WORK ITEM: Work out how many lines of the records contain "原来的数据". Answer with the number and nothing else.

AVAILABLE DATA:
....

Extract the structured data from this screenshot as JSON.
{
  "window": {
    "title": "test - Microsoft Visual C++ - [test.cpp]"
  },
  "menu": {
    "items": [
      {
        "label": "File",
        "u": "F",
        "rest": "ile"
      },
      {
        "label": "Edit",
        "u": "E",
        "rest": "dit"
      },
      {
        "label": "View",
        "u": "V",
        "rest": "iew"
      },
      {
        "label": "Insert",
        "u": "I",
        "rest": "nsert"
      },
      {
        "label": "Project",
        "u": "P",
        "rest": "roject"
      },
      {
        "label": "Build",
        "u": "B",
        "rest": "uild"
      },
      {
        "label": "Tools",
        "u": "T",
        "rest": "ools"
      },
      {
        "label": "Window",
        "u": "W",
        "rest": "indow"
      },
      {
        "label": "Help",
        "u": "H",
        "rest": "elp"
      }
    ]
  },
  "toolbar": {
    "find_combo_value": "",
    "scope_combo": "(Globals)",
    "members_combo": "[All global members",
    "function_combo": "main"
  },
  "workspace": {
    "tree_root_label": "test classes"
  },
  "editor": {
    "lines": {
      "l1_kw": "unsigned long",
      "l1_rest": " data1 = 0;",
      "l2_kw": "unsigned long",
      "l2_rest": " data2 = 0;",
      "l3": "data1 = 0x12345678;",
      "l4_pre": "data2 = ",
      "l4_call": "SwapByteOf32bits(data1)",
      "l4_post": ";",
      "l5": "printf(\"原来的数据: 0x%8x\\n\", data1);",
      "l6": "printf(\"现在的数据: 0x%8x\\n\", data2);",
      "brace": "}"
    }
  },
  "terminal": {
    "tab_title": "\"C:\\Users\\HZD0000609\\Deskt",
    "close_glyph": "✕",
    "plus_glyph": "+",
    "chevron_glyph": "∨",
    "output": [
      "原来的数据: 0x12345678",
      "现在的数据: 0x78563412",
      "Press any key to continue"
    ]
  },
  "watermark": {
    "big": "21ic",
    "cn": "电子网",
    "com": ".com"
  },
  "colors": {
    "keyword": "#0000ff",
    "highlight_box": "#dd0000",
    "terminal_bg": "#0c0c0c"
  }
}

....

THE COMPLETED TASK: 2